Afghanistan, China, Yemen Get U.S. Foreign Policy Focus
While visits to and engagement with Afghanistan and China are routine, Secretary Clinton’s visit to the Yemeni capital of Sana’a was a rare, sensitive occasion.
In the first visit by a U.S. Secretary of State to Yemen in 20 years, Clinton tried to extend relations with Yemen beyond just a U.S. push to get the country to crack down on terrorist networks. The U.S. gave $130 million in non-military aid to Yemen last year, but that apparently did very little to lift people from poverty or provide them with things like water and electricity.
The diplomatic overture by Clinton represents an extension of counterinsurgency strategies used in Iraq and Afghanistan, where economic development initiatives are used to discourage people in dire economic situations from resorting to insurgent violence.

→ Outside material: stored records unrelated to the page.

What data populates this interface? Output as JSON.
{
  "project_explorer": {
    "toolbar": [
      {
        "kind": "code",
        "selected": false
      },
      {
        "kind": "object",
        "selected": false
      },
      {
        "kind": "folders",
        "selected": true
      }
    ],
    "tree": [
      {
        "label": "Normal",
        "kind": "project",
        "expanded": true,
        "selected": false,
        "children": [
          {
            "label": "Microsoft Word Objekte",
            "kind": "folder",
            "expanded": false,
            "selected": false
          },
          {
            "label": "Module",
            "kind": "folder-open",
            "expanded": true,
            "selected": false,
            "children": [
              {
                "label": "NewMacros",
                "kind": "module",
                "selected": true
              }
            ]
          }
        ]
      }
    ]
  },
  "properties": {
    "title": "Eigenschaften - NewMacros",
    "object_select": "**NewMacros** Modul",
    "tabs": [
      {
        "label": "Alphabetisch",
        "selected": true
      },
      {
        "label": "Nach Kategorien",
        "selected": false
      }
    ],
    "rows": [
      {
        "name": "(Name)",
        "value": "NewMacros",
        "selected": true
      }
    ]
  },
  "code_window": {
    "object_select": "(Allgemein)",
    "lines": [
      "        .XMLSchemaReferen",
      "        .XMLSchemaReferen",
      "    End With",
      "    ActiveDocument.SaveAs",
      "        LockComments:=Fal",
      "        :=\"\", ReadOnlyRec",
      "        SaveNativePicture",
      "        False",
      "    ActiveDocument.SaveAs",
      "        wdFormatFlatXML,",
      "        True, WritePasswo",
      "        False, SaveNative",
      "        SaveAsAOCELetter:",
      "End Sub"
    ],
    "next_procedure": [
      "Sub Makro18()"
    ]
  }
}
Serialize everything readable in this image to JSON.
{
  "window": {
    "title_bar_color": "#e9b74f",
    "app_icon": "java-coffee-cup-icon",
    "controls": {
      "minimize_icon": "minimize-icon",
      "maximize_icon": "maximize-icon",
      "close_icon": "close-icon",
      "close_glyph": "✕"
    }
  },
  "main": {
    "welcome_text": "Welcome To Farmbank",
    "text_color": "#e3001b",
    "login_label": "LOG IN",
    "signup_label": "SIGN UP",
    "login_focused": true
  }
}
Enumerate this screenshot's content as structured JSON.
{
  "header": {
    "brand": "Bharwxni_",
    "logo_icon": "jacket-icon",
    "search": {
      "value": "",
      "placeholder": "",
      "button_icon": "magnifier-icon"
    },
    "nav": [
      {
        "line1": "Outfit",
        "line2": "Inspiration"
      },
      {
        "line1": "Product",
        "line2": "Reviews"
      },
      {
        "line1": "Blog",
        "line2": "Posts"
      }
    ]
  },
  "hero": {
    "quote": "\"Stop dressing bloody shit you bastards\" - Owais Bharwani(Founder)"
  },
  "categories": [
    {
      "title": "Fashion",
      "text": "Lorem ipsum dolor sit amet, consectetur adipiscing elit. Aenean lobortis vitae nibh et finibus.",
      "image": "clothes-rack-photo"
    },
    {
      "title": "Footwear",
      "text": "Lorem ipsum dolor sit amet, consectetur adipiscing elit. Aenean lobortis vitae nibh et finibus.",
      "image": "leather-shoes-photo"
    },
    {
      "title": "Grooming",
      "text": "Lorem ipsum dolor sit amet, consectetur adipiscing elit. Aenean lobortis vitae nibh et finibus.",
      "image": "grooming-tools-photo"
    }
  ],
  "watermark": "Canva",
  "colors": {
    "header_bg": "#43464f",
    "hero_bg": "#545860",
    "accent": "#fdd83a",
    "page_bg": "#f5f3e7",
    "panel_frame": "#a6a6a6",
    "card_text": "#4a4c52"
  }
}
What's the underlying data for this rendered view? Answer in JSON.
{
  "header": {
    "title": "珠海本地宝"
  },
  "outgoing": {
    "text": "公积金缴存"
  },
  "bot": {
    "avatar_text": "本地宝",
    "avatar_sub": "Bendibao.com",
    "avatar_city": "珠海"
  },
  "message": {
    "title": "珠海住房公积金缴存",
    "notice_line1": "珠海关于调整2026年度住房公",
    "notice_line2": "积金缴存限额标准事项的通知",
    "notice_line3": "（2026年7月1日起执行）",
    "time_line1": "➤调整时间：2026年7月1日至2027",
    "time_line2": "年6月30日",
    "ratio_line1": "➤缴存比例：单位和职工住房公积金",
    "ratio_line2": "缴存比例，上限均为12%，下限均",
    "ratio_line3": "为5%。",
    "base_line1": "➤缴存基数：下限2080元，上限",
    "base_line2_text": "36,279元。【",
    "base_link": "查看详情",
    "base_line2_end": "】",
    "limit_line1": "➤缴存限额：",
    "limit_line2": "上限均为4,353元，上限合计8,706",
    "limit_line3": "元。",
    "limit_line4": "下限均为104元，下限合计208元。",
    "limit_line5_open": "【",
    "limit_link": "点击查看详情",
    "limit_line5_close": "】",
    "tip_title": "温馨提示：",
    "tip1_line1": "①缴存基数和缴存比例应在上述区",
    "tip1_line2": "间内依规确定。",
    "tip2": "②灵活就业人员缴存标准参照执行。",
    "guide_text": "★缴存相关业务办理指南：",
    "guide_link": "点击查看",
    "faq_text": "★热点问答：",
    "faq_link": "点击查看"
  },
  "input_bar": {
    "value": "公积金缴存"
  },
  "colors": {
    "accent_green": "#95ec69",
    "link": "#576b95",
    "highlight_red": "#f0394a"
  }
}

Yemen has been plagued by a strong terrorist organization on its territory, Al Qeada in the Arabian Peninsula. The group has orchestrated a variety of attacks against the United States, ranging from the bombing of the U.S.S. Cole in 2000 to the failed Christmas Day bombing of Flight 253 in 2009. The group is lead by Anwar al-Awlaki, who is a dual citizen of the United States and Yemen.
Meanwhile, President Barack Obama with French President Nicolas Sarkozy on Monday in the White House, who is taking the charge of several global economic organizations this year. Next week, Obama hosts Jintao at the White House.
With China, diplomatic efforts are focused on figuring out how the U.S. Navy can match the innovation and growth of Chinese military.
In Afghanistan, Biden's visit was meant to give him a chance to measure the progress of Afghan security force development first-hand. Troop pullouts begin in July and last until 2014.